» **WHAT TO DO**
How many lines in this data contain the string "date"? Reply with the number only.

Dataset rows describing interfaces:
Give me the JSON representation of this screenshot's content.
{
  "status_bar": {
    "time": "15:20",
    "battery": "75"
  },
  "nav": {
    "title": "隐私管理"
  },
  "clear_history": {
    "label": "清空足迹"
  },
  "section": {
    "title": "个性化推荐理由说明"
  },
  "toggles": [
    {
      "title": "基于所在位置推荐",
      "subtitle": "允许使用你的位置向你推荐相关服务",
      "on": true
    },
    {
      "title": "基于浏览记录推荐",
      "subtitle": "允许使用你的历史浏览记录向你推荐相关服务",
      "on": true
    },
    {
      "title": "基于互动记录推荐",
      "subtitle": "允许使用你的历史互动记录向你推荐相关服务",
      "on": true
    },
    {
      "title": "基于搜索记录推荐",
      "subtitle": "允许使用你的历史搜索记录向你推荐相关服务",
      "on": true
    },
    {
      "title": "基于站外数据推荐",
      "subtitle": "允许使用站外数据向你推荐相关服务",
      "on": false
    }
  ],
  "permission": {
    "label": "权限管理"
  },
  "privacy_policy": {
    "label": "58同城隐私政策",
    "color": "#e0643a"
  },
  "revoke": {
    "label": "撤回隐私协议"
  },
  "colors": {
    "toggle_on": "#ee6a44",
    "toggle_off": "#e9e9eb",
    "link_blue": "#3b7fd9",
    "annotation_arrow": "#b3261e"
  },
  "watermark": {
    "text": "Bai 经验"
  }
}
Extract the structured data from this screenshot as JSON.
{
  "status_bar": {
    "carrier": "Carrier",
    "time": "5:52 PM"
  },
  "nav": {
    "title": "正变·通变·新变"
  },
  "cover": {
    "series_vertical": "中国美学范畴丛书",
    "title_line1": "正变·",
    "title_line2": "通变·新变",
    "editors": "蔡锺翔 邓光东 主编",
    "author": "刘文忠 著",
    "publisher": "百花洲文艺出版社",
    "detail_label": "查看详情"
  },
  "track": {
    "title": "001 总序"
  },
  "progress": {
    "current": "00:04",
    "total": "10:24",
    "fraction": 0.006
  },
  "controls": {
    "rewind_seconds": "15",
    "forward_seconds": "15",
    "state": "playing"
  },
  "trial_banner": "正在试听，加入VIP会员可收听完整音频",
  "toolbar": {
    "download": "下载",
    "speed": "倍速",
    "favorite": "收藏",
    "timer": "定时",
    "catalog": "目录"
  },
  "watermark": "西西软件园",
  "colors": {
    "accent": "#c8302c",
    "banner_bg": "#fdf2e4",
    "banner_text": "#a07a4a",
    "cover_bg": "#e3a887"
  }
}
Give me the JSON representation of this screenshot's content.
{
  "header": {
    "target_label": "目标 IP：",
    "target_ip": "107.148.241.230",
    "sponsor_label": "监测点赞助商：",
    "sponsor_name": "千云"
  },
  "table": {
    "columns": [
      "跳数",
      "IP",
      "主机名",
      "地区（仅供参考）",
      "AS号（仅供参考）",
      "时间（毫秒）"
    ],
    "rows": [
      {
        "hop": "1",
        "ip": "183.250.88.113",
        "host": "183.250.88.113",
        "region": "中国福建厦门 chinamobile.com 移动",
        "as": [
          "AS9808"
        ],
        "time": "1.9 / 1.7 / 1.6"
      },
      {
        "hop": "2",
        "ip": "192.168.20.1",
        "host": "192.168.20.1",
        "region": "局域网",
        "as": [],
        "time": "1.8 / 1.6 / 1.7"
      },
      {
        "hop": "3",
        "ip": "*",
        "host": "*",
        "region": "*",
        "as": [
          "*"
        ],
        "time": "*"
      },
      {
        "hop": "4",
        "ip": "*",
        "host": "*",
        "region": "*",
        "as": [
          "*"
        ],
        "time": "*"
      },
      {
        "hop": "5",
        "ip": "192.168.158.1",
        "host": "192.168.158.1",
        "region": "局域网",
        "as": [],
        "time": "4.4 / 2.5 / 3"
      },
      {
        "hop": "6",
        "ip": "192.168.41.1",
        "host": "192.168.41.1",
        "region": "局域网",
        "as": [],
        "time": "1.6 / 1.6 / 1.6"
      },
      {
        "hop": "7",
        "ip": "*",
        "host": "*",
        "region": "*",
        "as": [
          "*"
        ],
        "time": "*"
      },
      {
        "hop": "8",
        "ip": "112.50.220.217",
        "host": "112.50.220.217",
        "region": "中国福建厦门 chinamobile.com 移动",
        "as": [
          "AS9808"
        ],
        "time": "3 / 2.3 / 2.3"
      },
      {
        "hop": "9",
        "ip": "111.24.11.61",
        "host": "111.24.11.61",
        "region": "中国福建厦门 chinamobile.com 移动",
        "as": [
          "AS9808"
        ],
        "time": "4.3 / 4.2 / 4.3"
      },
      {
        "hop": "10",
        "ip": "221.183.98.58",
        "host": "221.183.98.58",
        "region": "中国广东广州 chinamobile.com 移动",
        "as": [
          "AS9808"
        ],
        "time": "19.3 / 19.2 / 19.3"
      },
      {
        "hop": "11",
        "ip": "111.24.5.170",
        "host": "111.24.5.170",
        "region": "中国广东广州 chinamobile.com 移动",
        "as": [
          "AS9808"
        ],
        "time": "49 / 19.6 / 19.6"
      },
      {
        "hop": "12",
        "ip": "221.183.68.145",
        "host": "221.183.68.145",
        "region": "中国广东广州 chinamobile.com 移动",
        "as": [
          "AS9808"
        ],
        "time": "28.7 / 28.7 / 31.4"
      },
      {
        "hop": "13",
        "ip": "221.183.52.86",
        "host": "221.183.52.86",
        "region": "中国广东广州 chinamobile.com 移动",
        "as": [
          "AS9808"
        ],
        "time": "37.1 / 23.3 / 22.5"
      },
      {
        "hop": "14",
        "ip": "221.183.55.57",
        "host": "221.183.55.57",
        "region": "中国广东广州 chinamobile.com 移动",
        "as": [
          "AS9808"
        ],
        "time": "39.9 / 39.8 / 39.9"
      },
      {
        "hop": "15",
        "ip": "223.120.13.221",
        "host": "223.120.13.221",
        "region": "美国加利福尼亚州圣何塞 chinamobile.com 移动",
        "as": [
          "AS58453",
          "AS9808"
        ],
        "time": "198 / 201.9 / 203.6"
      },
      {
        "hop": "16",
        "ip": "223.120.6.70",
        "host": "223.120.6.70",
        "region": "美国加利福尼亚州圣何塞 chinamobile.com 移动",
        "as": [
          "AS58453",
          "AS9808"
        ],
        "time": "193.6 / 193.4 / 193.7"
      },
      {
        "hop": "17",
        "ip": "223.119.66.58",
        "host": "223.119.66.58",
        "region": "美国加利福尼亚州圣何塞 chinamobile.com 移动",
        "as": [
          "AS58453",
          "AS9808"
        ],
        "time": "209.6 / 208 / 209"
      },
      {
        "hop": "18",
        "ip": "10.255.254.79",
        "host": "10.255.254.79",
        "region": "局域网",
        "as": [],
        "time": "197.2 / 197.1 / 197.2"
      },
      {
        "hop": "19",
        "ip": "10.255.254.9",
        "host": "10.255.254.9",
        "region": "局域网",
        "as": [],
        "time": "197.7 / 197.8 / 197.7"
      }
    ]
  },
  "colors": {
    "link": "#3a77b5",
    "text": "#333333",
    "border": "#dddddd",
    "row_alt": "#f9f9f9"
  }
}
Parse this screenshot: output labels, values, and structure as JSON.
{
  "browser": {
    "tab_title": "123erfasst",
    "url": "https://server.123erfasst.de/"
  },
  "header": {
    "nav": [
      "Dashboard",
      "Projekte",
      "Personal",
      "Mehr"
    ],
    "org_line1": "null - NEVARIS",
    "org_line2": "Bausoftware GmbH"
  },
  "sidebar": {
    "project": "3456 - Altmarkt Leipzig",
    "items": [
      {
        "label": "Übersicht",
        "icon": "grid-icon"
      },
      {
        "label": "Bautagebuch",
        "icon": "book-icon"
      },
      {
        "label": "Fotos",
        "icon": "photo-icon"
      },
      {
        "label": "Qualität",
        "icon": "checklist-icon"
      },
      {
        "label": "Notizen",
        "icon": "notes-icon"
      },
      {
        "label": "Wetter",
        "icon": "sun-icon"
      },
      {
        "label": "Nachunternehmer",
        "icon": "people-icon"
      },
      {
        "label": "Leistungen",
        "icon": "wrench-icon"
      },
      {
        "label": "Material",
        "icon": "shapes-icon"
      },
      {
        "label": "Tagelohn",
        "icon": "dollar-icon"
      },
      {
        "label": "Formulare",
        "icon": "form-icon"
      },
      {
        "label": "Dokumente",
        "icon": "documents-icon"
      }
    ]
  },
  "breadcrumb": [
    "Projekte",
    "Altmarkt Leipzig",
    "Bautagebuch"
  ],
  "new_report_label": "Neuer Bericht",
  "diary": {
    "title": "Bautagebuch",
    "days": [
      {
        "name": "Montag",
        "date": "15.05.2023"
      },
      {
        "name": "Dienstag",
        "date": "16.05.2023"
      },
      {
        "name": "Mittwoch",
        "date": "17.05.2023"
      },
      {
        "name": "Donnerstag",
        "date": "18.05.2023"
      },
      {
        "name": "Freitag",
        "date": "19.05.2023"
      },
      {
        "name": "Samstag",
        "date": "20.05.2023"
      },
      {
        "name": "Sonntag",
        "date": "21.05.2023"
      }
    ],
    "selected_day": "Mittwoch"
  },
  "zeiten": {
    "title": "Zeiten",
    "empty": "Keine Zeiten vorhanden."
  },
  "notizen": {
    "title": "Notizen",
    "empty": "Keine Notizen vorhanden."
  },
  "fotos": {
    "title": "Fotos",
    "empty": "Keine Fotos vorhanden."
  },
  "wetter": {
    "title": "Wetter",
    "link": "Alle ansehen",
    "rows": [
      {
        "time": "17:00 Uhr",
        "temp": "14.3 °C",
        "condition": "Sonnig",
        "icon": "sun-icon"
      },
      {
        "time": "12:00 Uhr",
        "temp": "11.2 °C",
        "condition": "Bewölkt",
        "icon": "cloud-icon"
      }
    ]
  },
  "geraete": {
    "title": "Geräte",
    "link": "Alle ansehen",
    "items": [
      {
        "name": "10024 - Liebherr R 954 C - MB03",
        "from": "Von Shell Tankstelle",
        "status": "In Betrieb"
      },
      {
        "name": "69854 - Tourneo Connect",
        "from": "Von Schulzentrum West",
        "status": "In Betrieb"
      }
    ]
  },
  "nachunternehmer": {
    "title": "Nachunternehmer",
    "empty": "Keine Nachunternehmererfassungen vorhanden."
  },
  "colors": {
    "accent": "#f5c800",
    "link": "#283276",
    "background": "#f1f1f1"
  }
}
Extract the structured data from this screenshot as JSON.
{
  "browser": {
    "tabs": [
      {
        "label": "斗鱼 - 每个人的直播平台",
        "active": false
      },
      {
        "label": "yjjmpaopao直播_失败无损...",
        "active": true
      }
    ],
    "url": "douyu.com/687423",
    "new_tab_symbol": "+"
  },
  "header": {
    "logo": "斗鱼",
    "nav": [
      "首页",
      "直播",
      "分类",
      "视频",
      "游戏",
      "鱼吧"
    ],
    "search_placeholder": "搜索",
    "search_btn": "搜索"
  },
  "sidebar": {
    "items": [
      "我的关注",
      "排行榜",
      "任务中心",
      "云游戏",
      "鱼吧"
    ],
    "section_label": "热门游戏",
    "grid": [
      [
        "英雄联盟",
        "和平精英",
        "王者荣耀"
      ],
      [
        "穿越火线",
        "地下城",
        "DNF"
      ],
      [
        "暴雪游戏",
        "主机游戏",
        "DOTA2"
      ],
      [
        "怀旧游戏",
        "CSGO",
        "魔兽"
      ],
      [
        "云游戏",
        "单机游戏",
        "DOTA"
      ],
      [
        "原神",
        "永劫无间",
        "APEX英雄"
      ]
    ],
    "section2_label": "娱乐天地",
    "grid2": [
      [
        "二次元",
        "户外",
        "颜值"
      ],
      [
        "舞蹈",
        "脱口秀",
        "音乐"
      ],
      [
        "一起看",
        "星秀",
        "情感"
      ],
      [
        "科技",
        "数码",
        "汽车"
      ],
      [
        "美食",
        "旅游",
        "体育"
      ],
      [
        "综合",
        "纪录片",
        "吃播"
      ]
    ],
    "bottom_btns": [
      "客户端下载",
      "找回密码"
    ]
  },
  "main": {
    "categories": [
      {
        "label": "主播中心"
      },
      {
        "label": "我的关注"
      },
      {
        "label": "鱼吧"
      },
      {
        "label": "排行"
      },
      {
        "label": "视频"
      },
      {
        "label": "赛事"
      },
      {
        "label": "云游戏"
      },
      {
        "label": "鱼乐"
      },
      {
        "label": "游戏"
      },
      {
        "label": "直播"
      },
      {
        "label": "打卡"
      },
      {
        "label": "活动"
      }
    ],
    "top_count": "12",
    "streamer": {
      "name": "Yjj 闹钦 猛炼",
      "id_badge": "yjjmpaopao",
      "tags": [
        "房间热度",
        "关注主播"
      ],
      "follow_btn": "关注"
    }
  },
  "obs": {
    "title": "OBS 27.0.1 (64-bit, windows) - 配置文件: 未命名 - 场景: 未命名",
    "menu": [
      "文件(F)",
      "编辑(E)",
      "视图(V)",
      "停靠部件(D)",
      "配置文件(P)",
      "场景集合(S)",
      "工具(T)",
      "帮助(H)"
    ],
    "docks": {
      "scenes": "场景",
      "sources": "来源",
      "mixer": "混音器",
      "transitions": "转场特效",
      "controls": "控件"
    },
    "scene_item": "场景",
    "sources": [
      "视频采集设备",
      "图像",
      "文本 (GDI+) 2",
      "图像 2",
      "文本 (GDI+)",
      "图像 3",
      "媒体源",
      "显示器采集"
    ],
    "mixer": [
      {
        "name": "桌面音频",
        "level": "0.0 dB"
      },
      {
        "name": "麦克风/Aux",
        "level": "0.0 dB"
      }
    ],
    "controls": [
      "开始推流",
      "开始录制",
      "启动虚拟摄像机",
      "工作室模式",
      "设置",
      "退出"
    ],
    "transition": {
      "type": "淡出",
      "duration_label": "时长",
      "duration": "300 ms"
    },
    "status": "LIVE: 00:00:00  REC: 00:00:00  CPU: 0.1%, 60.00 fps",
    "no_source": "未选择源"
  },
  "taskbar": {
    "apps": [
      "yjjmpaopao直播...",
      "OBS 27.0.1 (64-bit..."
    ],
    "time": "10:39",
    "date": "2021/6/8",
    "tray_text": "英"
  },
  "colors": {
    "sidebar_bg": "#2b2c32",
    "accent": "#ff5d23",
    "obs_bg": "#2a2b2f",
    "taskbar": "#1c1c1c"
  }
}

» **TASK SOLUTION**
8